Exercise data below:

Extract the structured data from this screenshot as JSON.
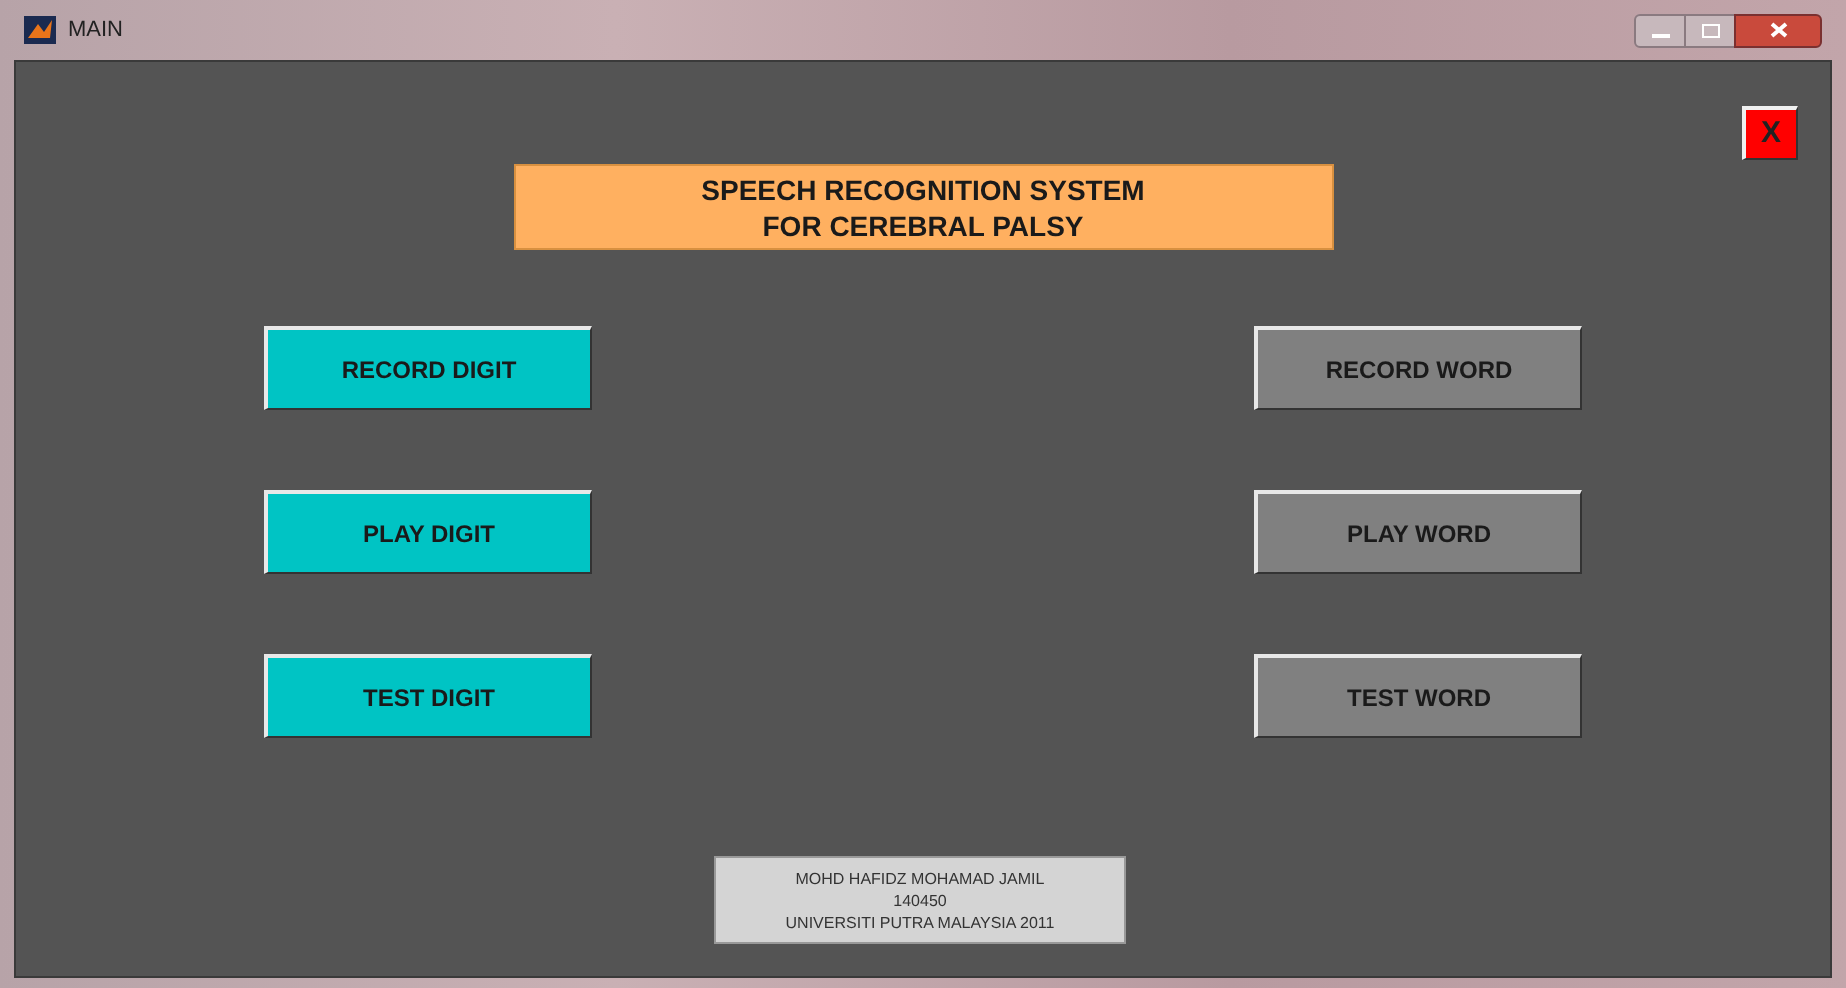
{
  "window": {
    "title": "MAIN"
  },
  "close_button": {
    "label": "X"
  },
  "header": {
    "lines": [
      "SPEECH RECOGNITION SYSTEM",
      "FOR CEREBRAL PALSY"
    ]
  },
  "left_buttons": [
    {
      "label": "RECORD DIGIT",
      "color": "#00c4c4"
    },
    {
      "label": "PLAY DIGIT",
      "color": "#00c4c4"
    },
    {
      "label": "TEST DIGIT",
      "color": "#00c4c4"
    }
  ],
  "right_buttons": [
    {
      "label": "RECORD WORD",
      "color": "#808080"
    },
    {
      "label": "PLAY WORD",
      "color": "#808080"
    },
    {
      "label": "TEST WORD",
      "color": "#808080"
    }
  ],
  "footer": {
    "lines": [
      "MOHD HAFIDZ MOHAMAD JAMIL",
      "140450",
      "UNIVERSITI PUTRA MALAYSIA 2011"
    ]
  }
}
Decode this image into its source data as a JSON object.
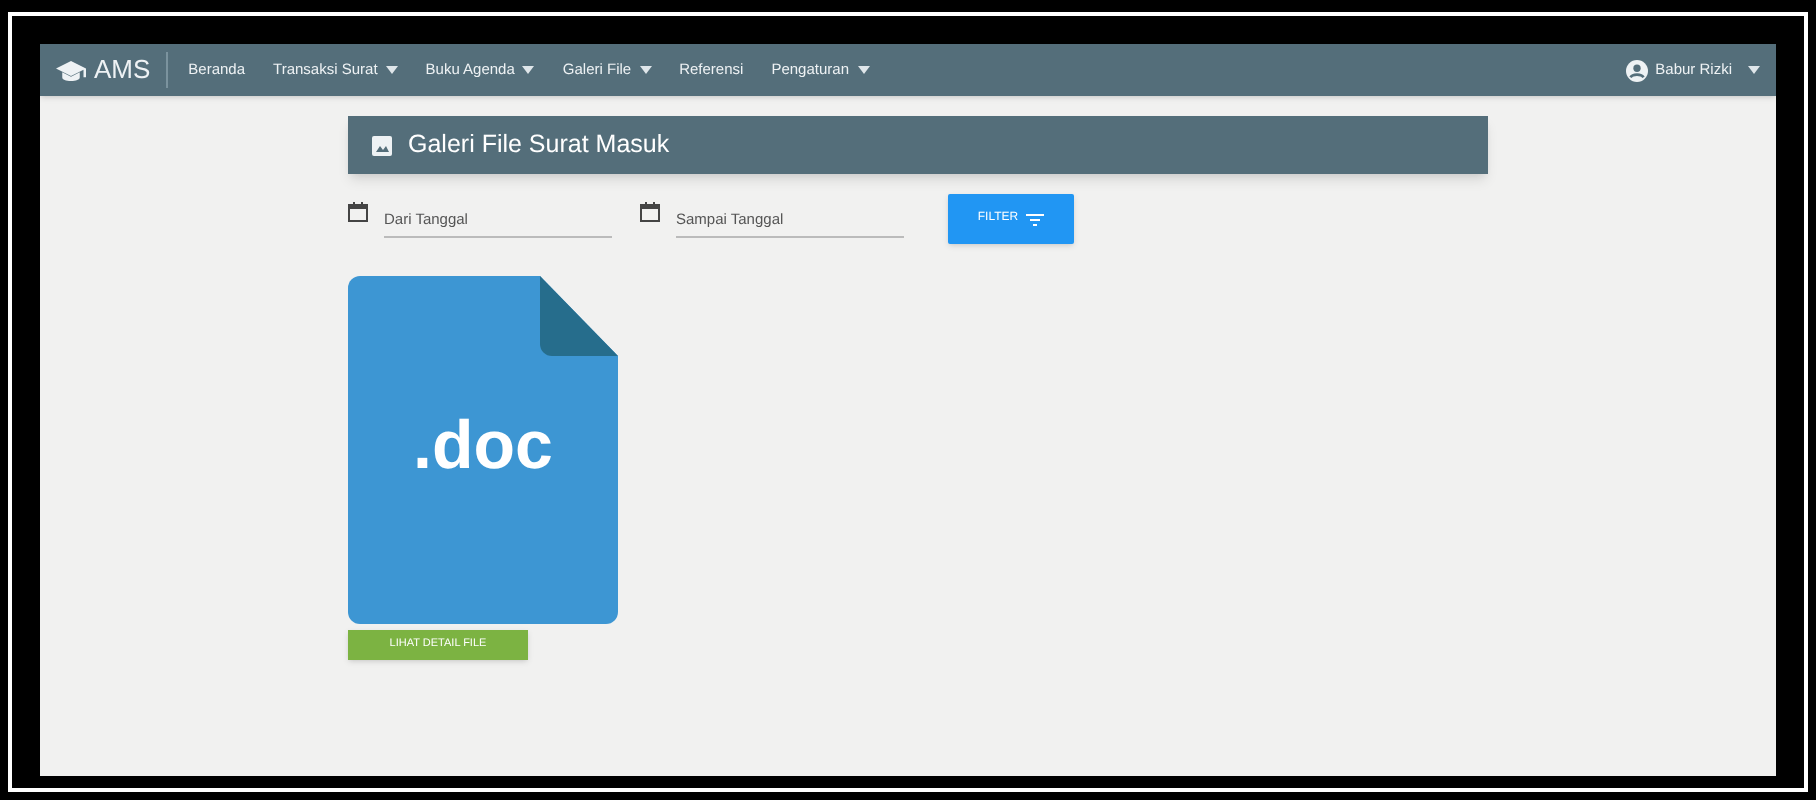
{
  "navbar": {
    "brand": "AMS",
    "menu": [
      {
        "label": "Beranda",
        "dropdown": false
      },
      {
        "label": "Transaksi Surat",
        "dropdown": true
      },
      {
        "label": "Buku Agenda",
        "dropdown": true
      },
      {
        "label": "Galeri File",
        "dropdown": true
      },
      {
        "label": "Referensi",
        "dropdown": false
      },
      {
        "label": "Pengaturan",
        "dropdown": true
      }
    ],
    "user": "Babur Rizki"
  },
  "panel": {
    "title": "Galeri File Surat Masuk"
  },
  "filters": [
    {
      "placeholder": "Dari Tanggal"
    },
    {
      "placeholder": "Sampai Tanggal"
    }
  ],
  "filter_button": "FILTER",
  "files": [
    {
      "extension": ".doc",
      "button": "LIHAT DETAIL FILE"
    }
  ]
}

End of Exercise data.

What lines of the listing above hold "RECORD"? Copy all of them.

• **The answer**
      "label": "RECORD DIGIT",
      "label": "RECORD WORD",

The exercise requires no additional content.